| Information provided |
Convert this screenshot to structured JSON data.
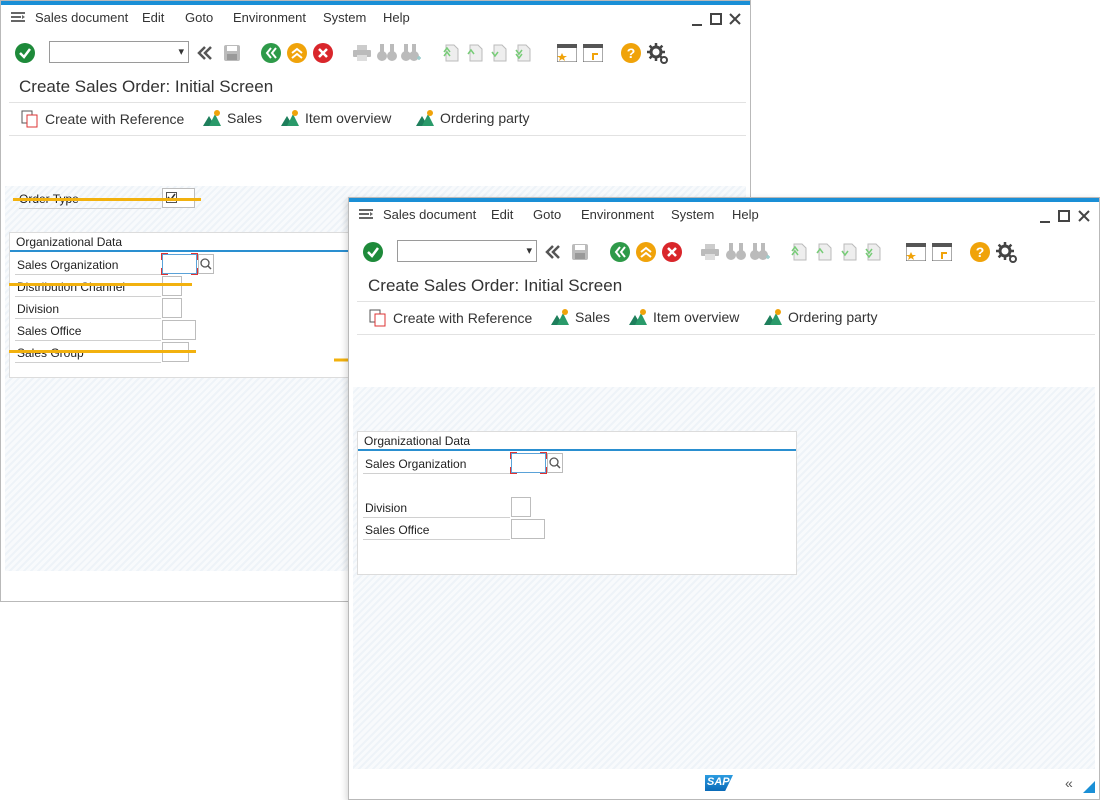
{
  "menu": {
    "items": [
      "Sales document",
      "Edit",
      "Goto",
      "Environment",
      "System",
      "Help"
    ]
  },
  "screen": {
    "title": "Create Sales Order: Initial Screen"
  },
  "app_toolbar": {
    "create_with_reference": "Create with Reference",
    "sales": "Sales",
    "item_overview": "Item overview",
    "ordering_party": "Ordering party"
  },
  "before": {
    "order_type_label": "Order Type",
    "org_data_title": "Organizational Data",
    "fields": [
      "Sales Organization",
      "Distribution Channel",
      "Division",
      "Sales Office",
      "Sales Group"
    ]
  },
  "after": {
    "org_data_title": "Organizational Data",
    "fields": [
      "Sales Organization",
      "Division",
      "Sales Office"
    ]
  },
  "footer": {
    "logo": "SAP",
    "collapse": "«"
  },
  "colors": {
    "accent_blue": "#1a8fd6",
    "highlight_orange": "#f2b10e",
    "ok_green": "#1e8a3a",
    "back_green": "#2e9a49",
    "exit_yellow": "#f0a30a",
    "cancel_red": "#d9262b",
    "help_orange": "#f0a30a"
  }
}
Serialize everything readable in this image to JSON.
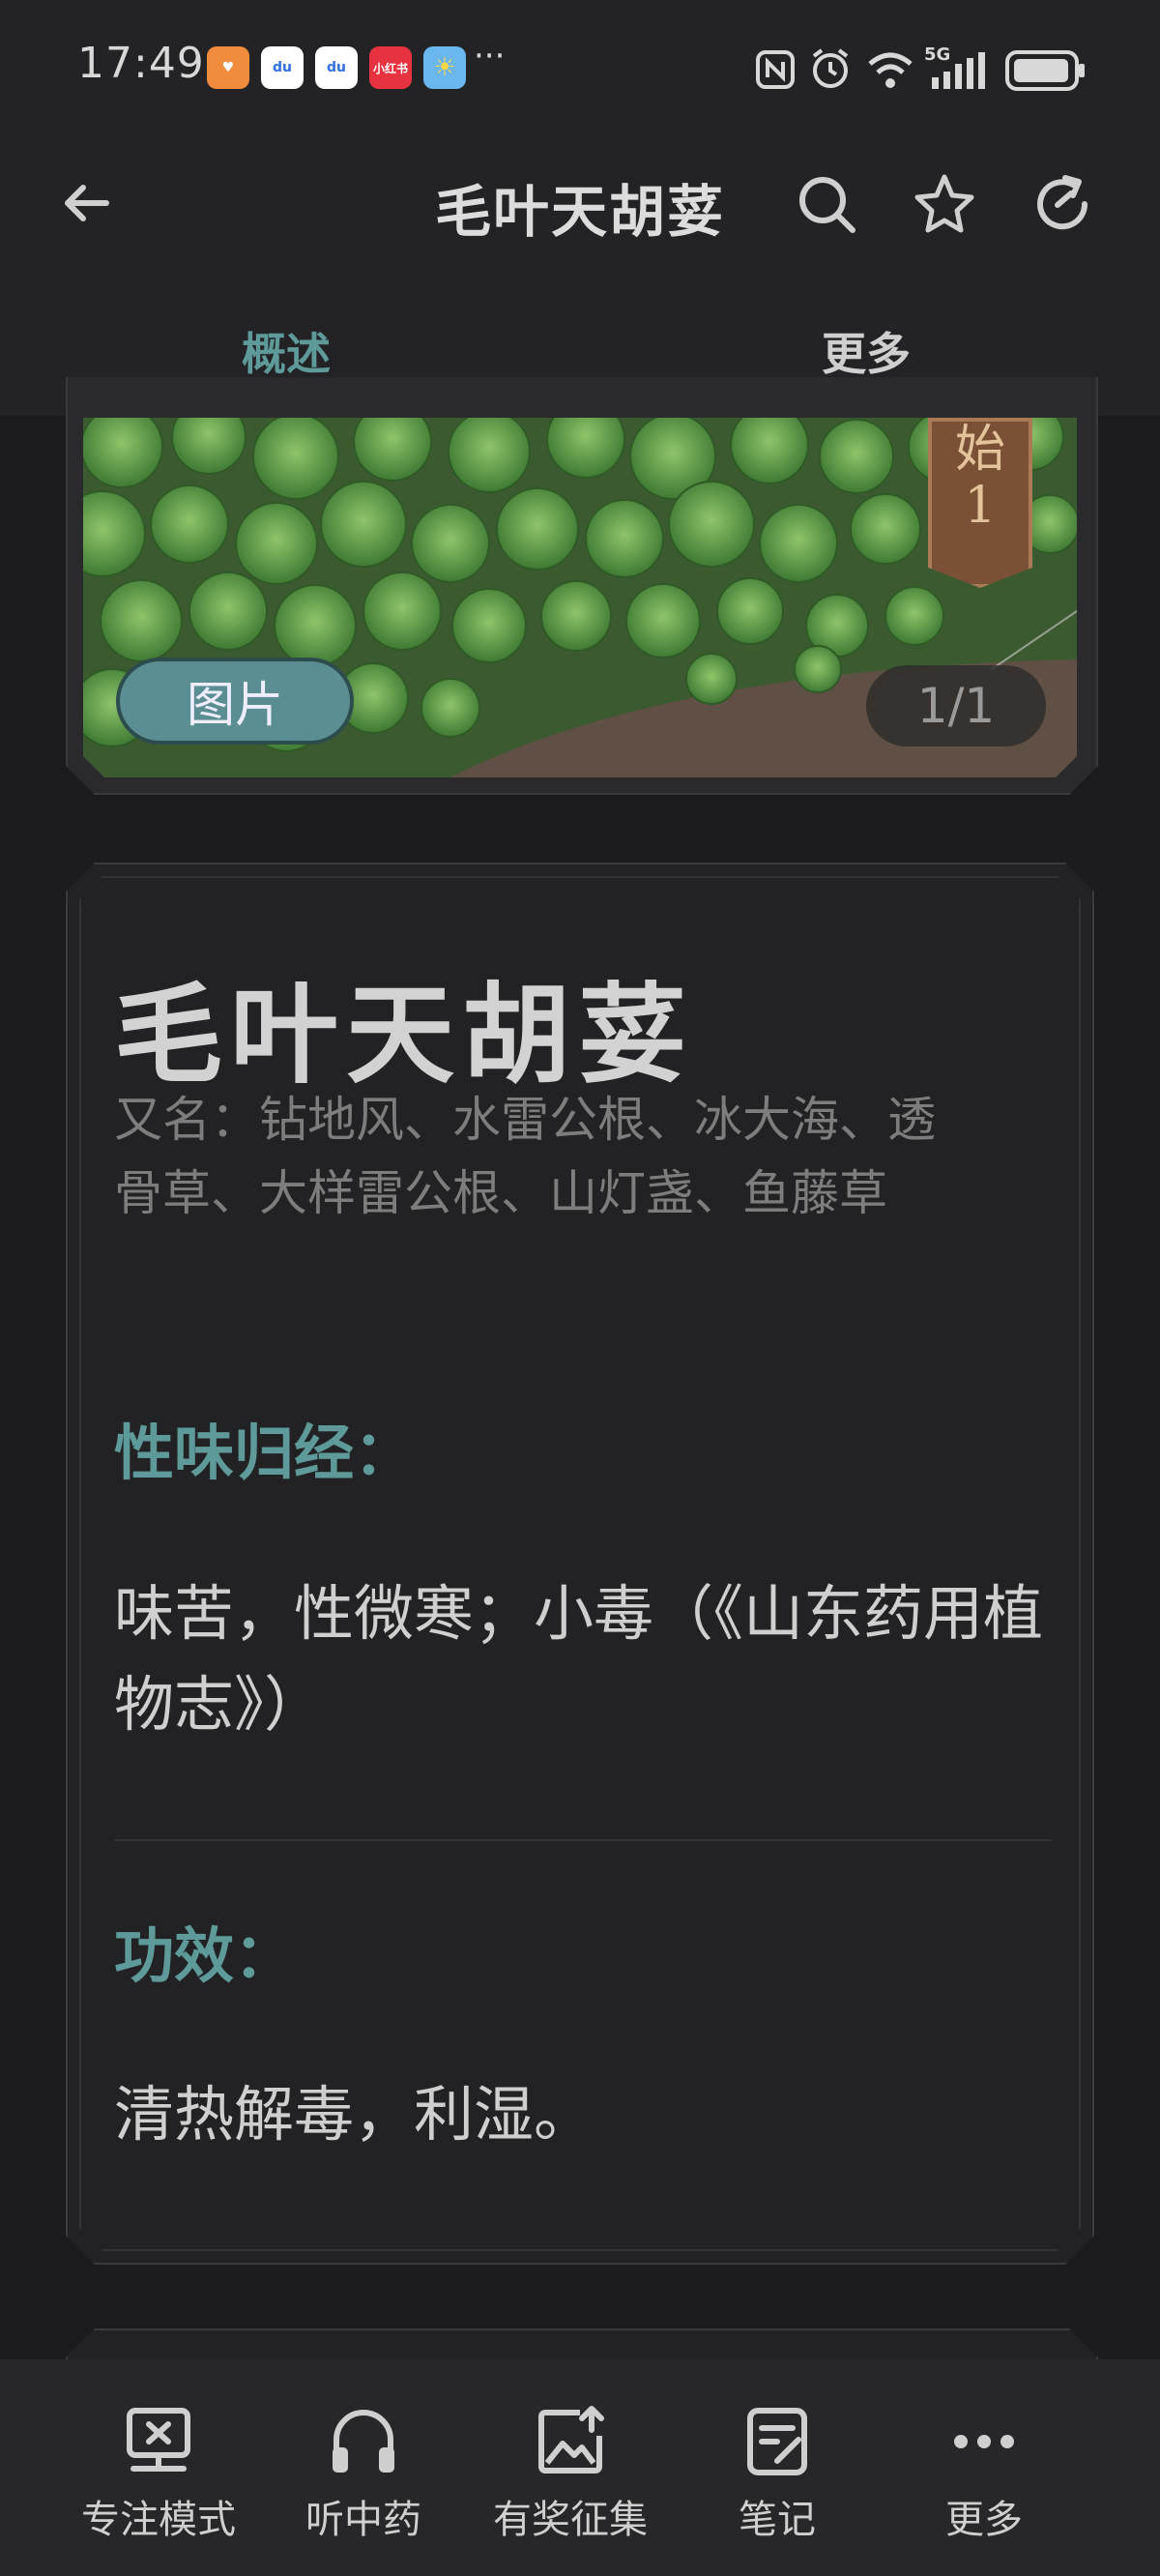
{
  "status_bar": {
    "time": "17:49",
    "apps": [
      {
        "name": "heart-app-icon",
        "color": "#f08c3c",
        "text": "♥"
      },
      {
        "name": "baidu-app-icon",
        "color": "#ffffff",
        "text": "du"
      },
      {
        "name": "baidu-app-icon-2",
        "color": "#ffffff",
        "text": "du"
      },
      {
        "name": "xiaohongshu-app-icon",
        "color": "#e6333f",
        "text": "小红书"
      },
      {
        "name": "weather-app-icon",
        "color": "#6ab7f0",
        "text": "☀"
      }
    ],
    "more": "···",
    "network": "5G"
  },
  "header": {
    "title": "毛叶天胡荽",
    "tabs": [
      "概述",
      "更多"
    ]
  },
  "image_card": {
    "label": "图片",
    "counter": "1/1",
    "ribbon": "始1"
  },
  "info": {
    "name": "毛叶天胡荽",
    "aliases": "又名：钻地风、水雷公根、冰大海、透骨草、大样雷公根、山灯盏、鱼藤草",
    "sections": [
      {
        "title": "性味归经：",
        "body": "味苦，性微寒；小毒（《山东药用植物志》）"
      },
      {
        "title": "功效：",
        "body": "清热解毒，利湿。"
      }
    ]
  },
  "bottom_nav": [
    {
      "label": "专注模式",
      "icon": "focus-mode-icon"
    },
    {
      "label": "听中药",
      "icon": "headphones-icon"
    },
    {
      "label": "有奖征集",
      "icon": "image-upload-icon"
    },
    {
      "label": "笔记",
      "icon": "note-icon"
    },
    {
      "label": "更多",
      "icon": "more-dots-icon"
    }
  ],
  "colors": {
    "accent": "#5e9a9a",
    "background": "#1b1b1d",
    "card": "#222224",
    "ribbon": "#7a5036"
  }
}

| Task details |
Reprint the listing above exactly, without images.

| Your solution |
Convert this screenshot to structured JSON data.
{
  "menu": {
    "items": [
      "Sales document",
      "Edit",
      "Goto",
      "Environment",
      "System",
      "Help"
    ]
  },
  "screen": {
    "title": "Create Sales Order: Initial Screen"
  },
  "app_toolbar": {
    "create_with_reference": "Create with Reference",
    "sales": "Sales",
    "item_overview": "Item overview",
    "ordering_party": "Ordering party"
  },
  "before": {
    "order_type_label": "Order Type",
    "org_data_title": "Organizational Data",
    "fields": [
      "Sales Organization",
      "Distribution Channel",
      "Division",
      "Sales Office",
      "Sales Group"
    ]
  },
  "after": {
    "org_data_title": "Organizational Data",
    "fields": [
      "Sales Organization",
      "Division",
      "Sales Office"
    ]
  },
  "footer": {
    "logo": "SAP",
    "collapse": "«"
  },
  "colors": {
    "accent_blue": "#1a8fd6",
    "highlight_orange": "#f2b10e",
    "ok_green": "#1e8a3a",
    "back_green": "#2e9a49",
    "exit_yellow": "#f0a30a",
    "cancel_red": "#d9262b",
    "help_orange": "#f0a30a"
  }
}
Serialize everything readable in this image to JSON.
{
  "status_bar": {
    "time": "17:49",
    "apps": [
      {
        "name": "heart-app-icon",
        "color": "#f08c3c",
        "text": "♥"
      },
      {
        "name": "baidu-app-icon",
        "color": "#ffffff",
        "text": "du"
      },
      {
        "name": "baidu-app-icon-2",
        "color": "#ffffff",
        "text": "du"
      },
      {
        "name": "xiaohongshu-app-icon",
        "color": "#e6333f",
        "text": "小红书"
      },
      {
        "name": "weather-app-icon",
        "color": "#6ab7f0",
        "text": "☀"
      }
    ],
    "more": "···",
    "network": "5G"
  },
  "header": {
    "title": "毛叶天胡荽",
    "tabs": [
      "概述",
      "更多"
    ]
  },
  "image_card": {
    "label": "图片",
    "counter": "1/1",
    "ribbon": "始1"
  },
  "info": {
    "name": "毛叶天胡荽",
    "aliases": "又名：钻地风、水雷公根、冰大海、透骨草、大样雷公根、山灯盏、鱼藤草",
    "sections": [
      {
        "title": "性味归经：",
        "body": "味苦，性微寒；小毒（《山东药用植物志》）"
      },
      {
        "title": "功效：",
        "body": "清热解毒，利湿。"
      }
    ]
  },
  "bottom_nav": [
    {
      "label": "专注模式",
      "icon": "focus-mode-icon"
    },
    {
      "label": "听中药",
      "icon": "headphones-icon"
    },
    {
      "label": "有奖征集",
      "icon": "image-upload-icon"
    },
    {
      "label": "笔记",
      "icon": "note-icon"
    },
    {
      "label": "更多",
      "icon": "more-dots-icon"
    }
  ],
  "colors": {
    "accent": "#5e9a9a",
    "background": "#1b1b1d",
    "card": "#222224",
    "ribbon": "#7a5036"
  }
}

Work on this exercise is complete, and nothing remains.